▶ DIRECTIONS FOR THIS TASK
Lines with the word "name" are the answer; copy each of them from the data below.
--- LISTED ENTRIES Enclosed Below ---
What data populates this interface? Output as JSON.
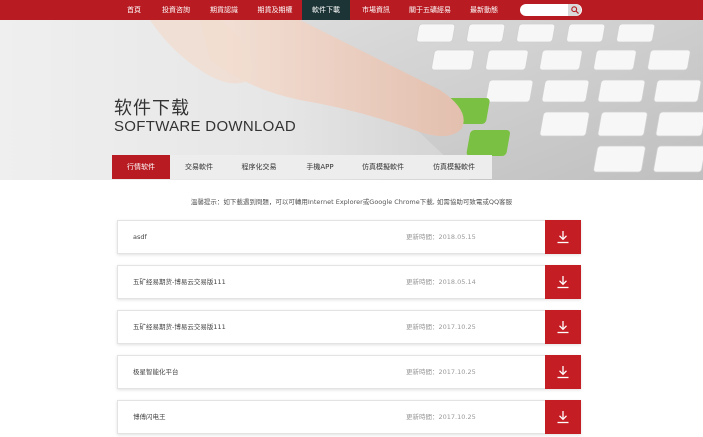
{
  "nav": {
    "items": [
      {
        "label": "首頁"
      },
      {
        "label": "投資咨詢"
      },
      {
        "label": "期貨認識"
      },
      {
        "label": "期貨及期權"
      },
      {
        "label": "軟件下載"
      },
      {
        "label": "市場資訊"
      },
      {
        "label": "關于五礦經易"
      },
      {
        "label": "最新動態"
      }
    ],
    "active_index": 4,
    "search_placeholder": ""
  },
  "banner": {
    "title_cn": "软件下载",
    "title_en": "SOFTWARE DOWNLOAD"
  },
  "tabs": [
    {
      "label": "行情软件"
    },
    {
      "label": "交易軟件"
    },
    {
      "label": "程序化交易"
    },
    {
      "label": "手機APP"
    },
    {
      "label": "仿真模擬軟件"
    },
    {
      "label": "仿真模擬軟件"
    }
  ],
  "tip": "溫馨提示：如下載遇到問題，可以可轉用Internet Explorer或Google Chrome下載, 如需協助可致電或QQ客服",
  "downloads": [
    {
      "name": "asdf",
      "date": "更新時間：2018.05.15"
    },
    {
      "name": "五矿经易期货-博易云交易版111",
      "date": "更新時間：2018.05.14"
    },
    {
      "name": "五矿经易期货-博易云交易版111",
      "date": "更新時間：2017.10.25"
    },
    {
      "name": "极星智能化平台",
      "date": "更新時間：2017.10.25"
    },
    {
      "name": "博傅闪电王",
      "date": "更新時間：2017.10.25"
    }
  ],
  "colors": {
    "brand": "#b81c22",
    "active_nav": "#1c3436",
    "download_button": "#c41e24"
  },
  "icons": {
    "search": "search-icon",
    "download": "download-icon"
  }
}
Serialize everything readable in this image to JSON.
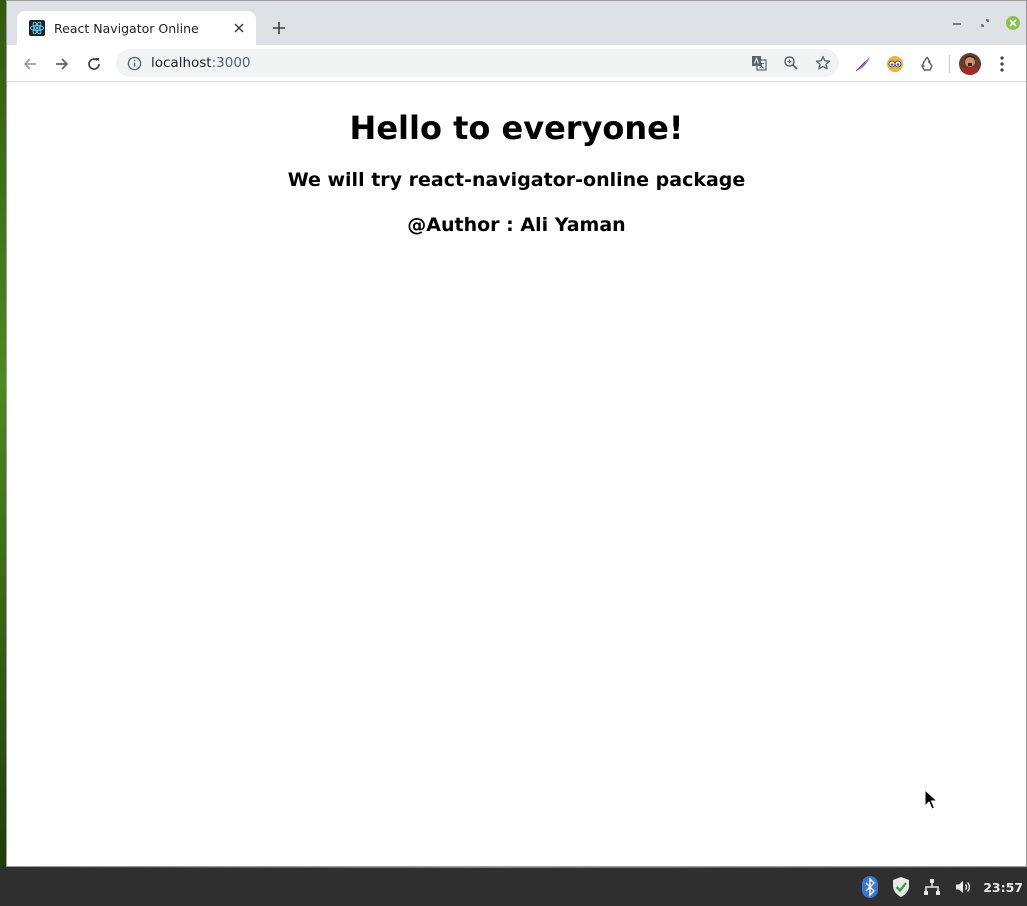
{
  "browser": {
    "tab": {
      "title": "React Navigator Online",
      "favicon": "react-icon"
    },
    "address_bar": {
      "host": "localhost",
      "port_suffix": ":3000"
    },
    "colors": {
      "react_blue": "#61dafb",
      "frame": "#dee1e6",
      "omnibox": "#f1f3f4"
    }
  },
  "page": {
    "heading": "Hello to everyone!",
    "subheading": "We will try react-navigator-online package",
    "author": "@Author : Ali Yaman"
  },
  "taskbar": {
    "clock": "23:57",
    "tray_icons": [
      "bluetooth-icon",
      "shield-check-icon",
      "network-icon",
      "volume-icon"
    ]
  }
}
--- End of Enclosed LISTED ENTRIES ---
▶ ANSWER SPACE
      "name": "asdf",
      "name": "五矿经易期货-博易云交易版111",
      "name": "五矿经易期货-博易云交易版111",
      "name": "极星智能化平台",
      "name": "博傅闪电王",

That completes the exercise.